» What this task involves
How many separate lines in this material contain the string "Boolean"? Respond with the number alone.

··········

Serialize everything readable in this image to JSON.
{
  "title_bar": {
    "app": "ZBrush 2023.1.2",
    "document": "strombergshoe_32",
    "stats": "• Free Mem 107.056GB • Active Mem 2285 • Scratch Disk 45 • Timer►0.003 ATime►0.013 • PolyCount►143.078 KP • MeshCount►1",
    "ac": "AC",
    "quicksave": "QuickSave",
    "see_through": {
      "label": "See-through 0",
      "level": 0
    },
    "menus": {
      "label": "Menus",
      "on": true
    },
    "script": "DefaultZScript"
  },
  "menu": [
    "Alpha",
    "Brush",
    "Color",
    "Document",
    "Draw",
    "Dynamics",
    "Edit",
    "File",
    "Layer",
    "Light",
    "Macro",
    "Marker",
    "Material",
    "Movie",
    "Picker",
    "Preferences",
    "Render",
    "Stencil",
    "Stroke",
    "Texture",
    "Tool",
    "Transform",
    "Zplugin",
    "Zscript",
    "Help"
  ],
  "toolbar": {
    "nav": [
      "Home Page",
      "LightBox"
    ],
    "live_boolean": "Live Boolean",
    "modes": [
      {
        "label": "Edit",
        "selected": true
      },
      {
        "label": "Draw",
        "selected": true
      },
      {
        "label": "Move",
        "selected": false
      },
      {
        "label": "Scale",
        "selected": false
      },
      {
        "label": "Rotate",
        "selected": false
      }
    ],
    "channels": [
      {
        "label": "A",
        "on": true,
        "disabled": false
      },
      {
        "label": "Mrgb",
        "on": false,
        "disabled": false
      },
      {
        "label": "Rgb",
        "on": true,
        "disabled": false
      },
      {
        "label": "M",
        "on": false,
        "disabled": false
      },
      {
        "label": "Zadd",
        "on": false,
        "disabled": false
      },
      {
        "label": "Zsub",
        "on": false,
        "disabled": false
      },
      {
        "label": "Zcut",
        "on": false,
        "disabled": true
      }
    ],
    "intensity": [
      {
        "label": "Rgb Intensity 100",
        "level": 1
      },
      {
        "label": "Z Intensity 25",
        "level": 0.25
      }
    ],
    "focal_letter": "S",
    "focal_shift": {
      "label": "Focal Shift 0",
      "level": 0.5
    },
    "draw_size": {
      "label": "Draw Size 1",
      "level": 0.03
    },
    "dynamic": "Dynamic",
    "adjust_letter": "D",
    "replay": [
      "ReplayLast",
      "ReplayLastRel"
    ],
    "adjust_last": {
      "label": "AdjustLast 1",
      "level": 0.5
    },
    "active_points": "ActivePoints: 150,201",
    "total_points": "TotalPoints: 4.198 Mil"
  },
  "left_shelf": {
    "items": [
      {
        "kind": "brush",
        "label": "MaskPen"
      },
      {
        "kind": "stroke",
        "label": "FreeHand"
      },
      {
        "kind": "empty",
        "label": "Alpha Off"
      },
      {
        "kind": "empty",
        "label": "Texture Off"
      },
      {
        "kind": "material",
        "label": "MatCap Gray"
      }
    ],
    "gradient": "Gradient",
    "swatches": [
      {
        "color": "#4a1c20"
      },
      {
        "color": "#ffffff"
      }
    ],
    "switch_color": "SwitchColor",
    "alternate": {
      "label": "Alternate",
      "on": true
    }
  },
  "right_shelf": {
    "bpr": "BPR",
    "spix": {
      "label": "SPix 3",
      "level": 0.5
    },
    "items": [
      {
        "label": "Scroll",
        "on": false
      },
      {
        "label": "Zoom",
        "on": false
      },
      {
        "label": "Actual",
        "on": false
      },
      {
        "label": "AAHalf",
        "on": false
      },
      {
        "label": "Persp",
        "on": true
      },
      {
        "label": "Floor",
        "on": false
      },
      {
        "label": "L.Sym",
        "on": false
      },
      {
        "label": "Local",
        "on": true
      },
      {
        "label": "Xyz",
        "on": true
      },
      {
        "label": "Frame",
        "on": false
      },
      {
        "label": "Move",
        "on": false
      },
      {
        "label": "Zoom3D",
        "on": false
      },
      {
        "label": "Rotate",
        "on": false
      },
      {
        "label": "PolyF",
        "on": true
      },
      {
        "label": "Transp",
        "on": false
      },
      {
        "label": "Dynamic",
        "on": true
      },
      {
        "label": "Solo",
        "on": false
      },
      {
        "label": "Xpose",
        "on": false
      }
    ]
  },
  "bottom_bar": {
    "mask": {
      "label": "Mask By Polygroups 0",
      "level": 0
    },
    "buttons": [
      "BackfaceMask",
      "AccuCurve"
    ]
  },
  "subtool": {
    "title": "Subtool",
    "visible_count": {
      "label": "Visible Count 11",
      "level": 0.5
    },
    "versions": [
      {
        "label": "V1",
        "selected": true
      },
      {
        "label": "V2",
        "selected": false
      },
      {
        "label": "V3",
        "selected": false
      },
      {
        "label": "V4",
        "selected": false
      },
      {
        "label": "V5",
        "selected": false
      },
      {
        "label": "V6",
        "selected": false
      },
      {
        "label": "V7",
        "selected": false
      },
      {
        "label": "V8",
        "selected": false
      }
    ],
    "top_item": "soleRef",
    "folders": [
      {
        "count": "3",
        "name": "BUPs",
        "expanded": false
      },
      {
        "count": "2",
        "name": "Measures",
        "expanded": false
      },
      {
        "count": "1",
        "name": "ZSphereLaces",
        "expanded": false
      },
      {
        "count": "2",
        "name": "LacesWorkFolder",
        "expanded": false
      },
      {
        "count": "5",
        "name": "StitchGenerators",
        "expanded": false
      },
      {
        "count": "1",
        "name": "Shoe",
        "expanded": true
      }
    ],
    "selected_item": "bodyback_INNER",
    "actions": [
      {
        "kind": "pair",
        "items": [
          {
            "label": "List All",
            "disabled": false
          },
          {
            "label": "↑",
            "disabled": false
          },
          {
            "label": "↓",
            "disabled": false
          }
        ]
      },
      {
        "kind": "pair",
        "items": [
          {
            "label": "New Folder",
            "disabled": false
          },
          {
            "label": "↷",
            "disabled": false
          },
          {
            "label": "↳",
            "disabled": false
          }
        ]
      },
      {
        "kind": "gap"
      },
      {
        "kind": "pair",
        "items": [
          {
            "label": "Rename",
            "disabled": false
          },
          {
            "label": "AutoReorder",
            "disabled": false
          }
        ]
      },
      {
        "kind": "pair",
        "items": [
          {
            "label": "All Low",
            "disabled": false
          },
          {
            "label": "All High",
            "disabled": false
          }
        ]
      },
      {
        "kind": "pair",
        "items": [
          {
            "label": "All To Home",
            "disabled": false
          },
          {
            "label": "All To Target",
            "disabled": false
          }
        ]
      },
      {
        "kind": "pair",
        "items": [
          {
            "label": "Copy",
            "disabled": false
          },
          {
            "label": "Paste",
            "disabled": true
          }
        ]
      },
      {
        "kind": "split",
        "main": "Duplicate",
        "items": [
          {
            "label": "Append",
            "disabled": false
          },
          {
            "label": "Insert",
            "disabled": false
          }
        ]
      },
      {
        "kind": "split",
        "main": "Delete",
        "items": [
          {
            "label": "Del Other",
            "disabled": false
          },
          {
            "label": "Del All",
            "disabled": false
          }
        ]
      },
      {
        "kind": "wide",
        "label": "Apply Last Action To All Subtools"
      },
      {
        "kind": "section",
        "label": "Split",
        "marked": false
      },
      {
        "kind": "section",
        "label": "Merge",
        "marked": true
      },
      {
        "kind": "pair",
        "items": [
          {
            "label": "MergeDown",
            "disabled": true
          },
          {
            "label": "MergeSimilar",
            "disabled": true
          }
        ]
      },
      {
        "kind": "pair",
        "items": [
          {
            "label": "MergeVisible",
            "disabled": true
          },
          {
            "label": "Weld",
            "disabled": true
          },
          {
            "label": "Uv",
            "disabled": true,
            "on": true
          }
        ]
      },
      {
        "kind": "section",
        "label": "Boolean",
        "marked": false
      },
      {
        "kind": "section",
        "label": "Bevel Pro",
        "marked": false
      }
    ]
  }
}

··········

» Response to this task
2